- WHAT YOU SHOULD DO -
Search the listing for the word "image" and copy every line where it turns up.

- DATA RECORDS -
Segment Open
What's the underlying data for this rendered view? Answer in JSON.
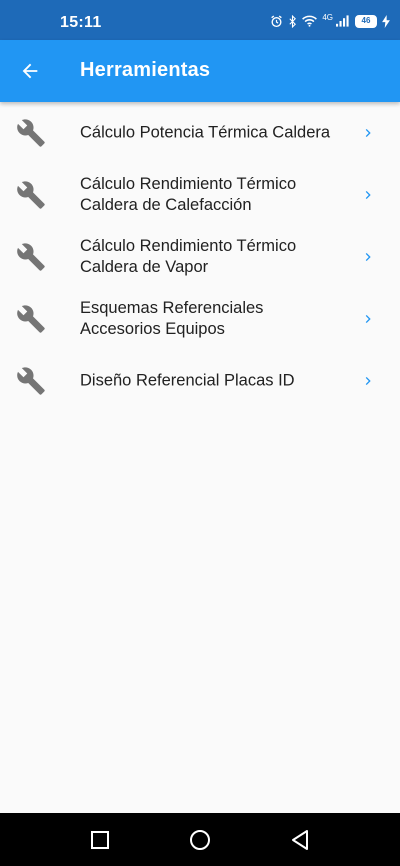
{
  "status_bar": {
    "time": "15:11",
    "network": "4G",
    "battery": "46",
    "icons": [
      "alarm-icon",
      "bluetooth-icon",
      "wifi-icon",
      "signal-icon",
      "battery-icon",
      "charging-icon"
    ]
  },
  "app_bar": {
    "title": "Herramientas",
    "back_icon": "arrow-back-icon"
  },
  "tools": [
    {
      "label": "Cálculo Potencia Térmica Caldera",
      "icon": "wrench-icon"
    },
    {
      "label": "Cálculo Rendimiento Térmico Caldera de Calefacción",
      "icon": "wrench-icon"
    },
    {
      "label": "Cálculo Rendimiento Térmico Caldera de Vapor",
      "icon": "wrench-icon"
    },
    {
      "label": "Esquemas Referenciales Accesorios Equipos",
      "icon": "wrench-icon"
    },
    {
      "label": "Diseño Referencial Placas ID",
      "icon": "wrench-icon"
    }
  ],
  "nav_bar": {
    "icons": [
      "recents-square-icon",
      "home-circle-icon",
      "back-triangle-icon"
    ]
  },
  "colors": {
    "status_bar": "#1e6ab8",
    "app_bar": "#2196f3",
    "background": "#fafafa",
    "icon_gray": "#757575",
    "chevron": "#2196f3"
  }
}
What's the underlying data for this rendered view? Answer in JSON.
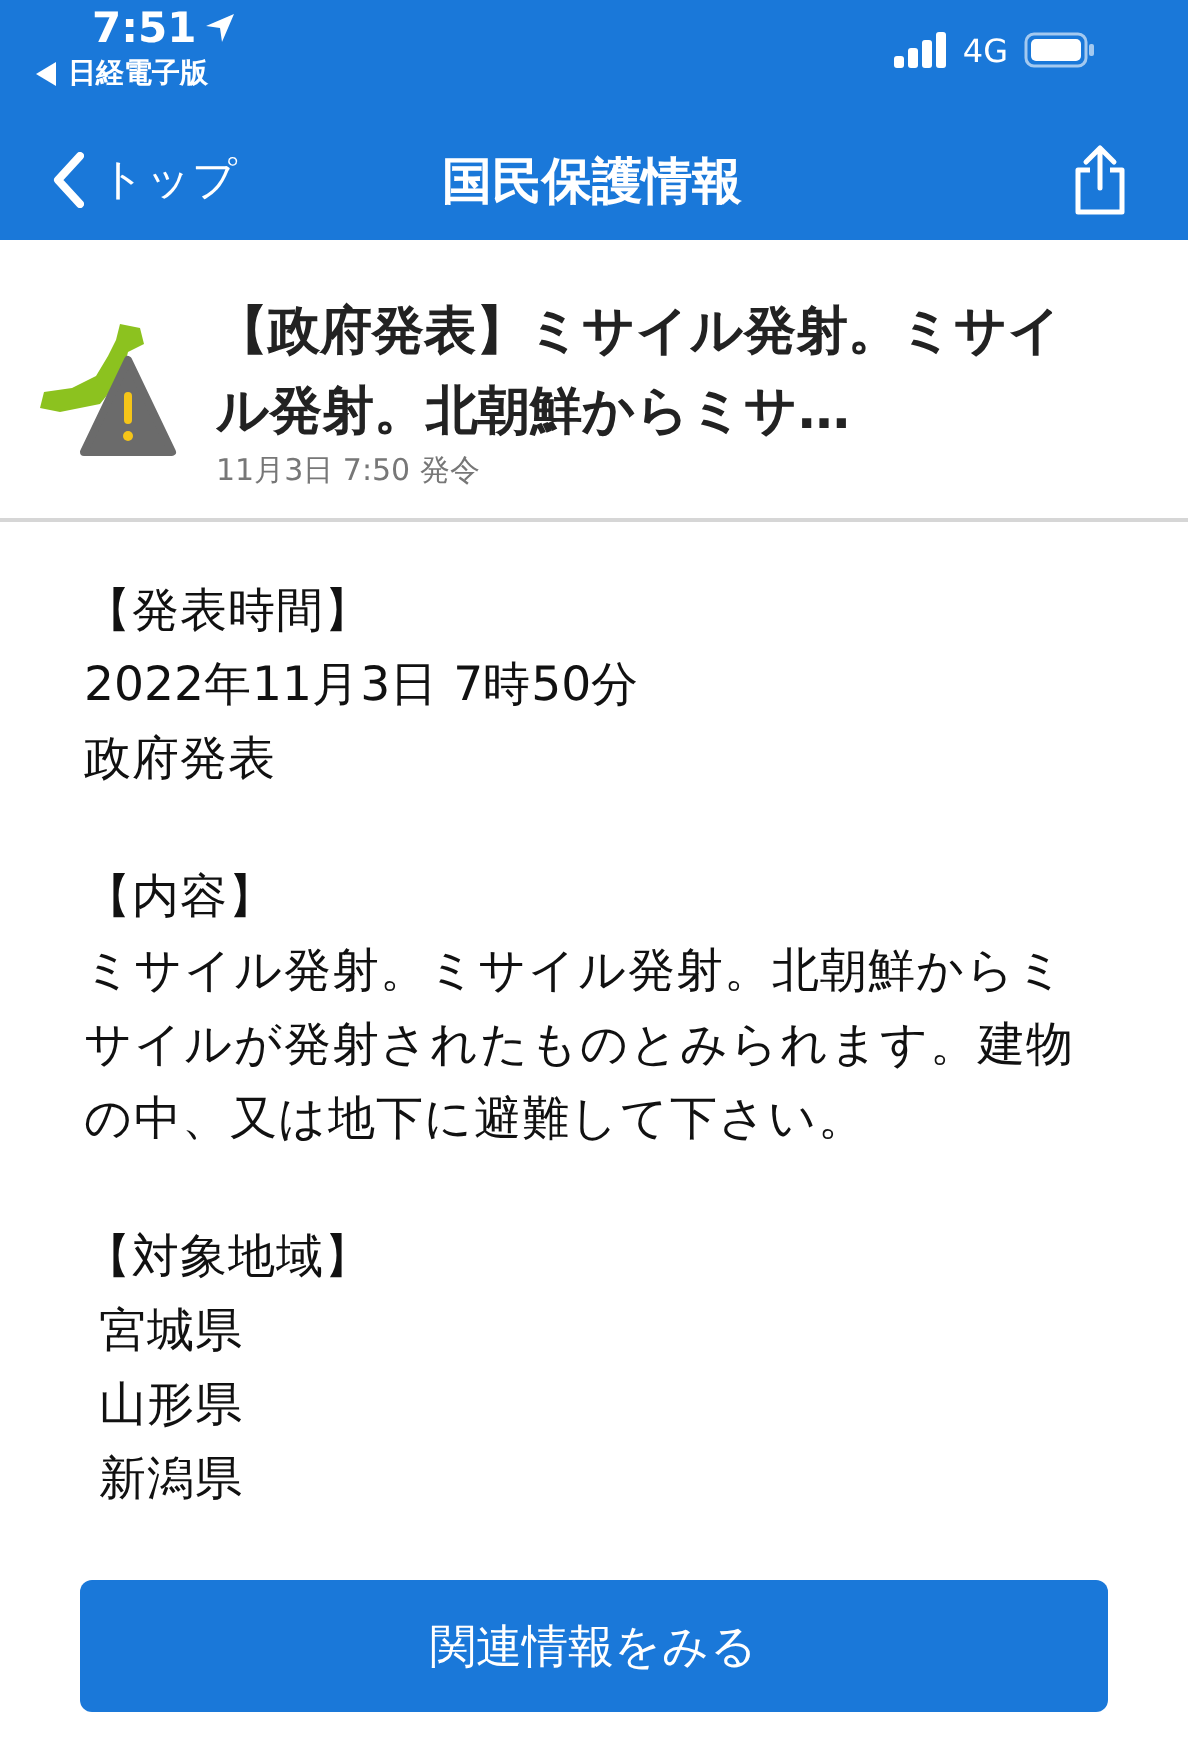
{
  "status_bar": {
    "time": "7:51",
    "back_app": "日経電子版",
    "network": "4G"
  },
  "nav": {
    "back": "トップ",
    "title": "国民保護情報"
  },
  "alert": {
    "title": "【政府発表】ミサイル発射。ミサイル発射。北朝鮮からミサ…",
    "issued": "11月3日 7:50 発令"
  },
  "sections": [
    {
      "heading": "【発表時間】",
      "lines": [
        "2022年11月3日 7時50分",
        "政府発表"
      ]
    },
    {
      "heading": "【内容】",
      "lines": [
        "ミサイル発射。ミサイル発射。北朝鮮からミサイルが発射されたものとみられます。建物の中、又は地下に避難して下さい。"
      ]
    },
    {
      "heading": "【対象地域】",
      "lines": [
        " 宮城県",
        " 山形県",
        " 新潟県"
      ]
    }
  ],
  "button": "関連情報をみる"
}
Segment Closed
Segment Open
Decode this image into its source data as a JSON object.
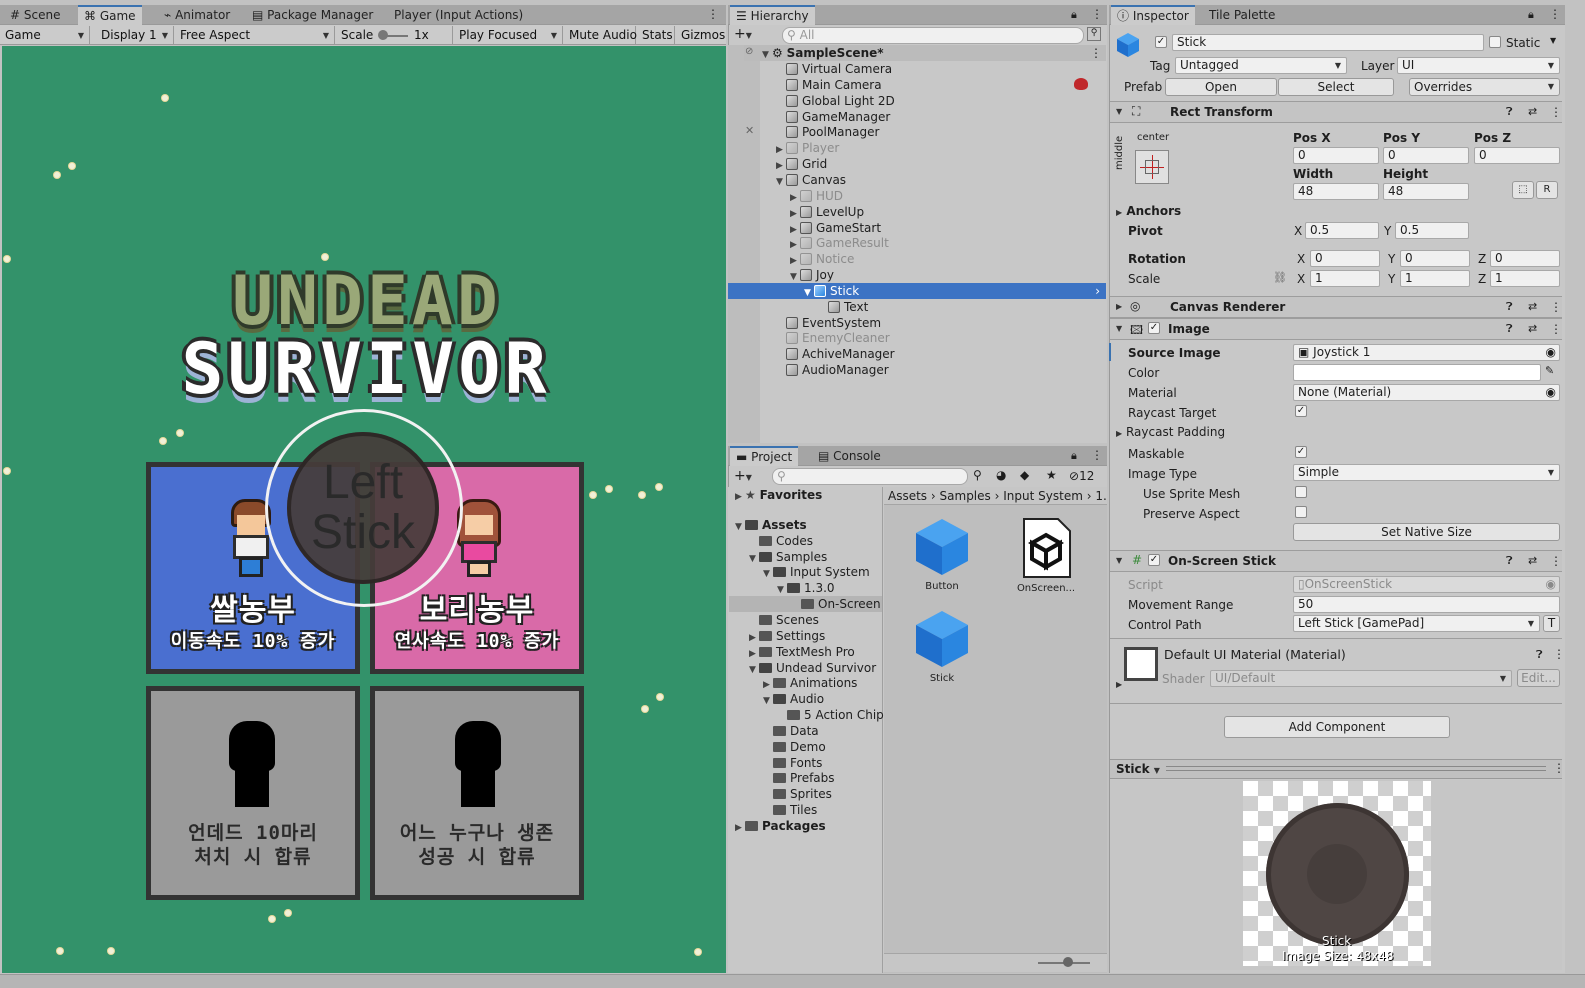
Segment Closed
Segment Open
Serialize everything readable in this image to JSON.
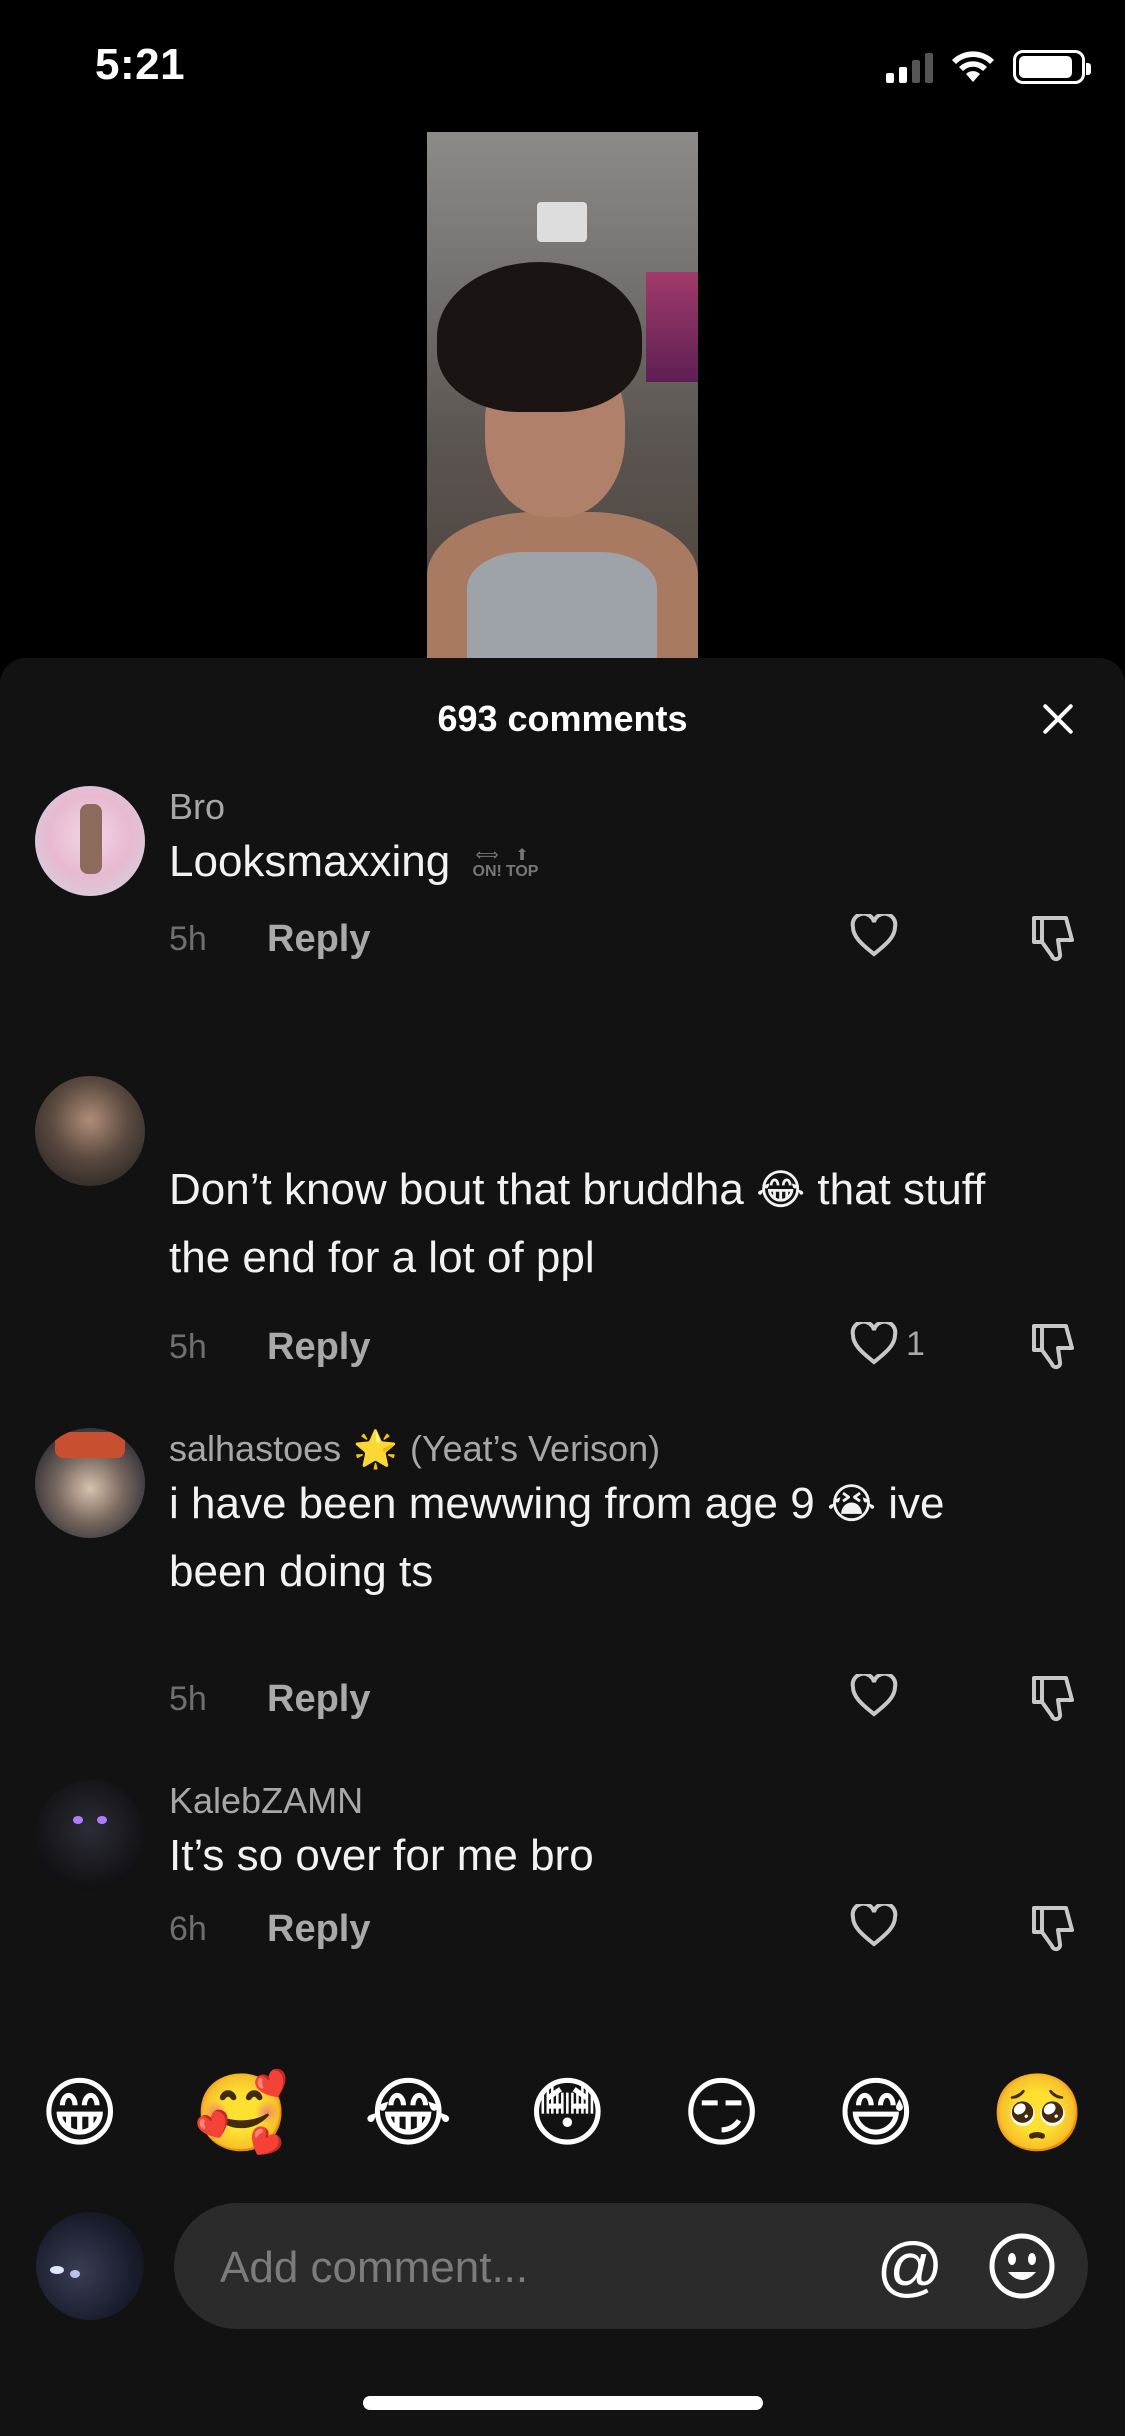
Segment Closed
- TASK RESULT -
Decode this image into its source data as a JSON object.
Serialize everything readable in this image to JSON.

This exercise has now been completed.